(THE RECORDS begins)

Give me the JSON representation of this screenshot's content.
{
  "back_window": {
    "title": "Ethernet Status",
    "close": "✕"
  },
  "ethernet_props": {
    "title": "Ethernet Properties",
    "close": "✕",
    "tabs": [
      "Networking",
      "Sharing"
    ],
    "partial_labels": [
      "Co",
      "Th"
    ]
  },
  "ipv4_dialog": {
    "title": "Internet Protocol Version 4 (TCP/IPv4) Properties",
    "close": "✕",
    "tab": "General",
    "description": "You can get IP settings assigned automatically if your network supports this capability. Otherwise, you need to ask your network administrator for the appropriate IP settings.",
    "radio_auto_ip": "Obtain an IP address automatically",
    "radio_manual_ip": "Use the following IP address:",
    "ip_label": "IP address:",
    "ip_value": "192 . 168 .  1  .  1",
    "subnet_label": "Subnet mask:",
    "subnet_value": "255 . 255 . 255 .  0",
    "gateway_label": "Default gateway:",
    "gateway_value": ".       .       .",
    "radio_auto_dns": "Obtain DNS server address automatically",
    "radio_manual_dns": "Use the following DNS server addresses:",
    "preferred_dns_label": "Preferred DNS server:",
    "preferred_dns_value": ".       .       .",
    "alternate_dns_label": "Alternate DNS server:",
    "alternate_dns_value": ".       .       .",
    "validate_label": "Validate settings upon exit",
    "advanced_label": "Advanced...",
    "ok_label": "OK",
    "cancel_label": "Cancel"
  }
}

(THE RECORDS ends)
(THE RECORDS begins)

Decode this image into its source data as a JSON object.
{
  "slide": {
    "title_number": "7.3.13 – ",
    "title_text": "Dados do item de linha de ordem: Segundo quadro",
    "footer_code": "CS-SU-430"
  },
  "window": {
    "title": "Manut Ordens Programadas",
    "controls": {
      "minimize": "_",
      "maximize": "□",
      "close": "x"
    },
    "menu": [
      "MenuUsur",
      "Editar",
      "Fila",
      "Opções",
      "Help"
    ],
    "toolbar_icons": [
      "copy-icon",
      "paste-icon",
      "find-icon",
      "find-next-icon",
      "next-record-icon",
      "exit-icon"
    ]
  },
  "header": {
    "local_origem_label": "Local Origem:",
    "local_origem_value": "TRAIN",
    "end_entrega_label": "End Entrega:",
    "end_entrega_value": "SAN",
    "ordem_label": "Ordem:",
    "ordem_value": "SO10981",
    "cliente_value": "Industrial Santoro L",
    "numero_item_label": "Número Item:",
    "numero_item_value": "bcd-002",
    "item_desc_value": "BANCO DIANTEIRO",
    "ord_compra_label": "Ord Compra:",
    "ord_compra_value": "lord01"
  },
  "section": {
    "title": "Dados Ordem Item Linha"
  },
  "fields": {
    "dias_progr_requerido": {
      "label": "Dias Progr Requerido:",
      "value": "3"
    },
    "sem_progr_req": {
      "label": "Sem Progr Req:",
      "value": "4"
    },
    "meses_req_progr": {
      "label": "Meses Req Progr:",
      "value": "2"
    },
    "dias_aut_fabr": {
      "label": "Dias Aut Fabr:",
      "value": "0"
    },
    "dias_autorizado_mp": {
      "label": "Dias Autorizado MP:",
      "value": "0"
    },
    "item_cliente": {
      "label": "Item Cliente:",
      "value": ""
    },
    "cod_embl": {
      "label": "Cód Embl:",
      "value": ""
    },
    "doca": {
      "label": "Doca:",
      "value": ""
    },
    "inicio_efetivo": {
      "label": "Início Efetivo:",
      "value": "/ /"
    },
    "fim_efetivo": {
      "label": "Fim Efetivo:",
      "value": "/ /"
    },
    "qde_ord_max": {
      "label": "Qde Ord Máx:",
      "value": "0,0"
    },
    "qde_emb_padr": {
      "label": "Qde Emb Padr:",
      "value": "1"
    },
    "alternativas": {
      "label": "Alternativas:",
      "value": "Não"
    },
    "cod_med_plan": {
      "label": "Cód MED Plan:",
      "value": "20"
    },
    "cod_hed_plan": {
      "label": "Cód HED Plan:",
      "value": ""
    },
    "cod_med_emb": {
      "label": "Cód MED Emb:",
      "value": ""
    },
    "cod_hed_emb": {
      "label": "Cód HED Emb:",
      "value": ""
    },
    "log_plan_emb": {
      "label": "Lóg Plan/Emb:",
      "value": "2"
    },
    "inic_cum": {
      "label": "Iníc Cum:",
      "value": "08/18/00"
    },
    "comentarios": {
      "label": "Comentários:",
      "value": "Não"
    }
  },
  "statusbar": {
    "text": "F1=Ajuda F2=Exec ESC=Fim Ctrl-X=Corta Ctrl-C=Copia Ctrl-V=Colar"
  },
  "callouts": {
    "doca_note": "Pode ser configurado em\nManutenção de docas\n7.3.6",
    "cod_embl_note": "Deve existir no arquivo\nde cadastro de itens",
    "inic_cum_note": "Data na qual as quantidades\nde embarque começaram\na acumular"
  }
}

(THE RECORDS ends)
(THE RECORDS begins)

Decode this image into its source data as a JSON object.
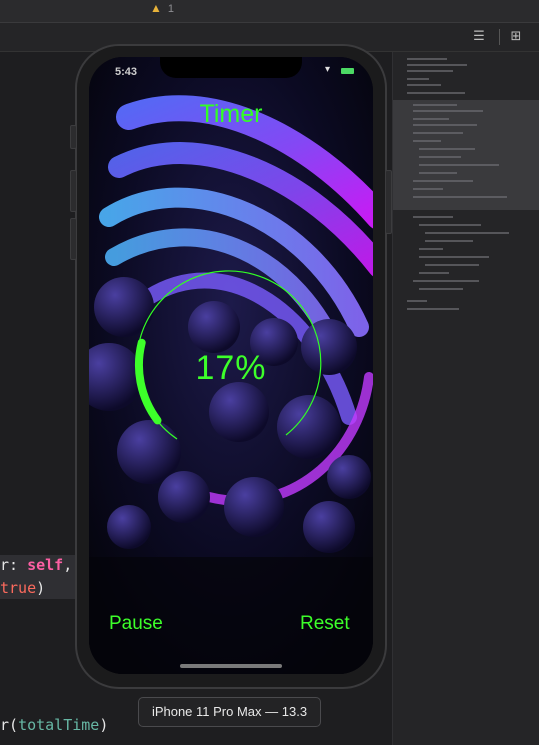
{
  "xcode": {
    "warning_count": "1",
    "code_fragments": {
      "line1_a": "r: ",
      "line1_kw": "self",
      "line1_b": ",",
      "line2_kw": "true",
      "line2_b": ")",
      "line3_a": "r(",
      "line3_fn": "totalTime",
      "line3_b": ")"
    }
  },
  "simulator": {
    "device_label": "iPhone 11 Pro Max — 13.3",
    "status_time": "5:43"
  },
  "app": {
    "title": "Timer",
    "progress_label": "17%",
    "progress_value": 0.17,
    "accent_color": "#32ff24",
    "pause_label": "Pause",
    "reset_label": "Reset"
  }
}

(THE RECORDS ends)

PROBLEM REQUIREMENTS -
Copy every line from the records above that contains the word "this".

WORKED SOLUTION -
Give me the JSON representation of this screenshot's content.
    "description": "You can get IP settings assigned automatically if your network supports this capability. Otherwise, you need to ask your network administrator for the appropriate IP settings.",
Decode this image into its source data as a JSON object.
Decode this image into its source data as a JSON object.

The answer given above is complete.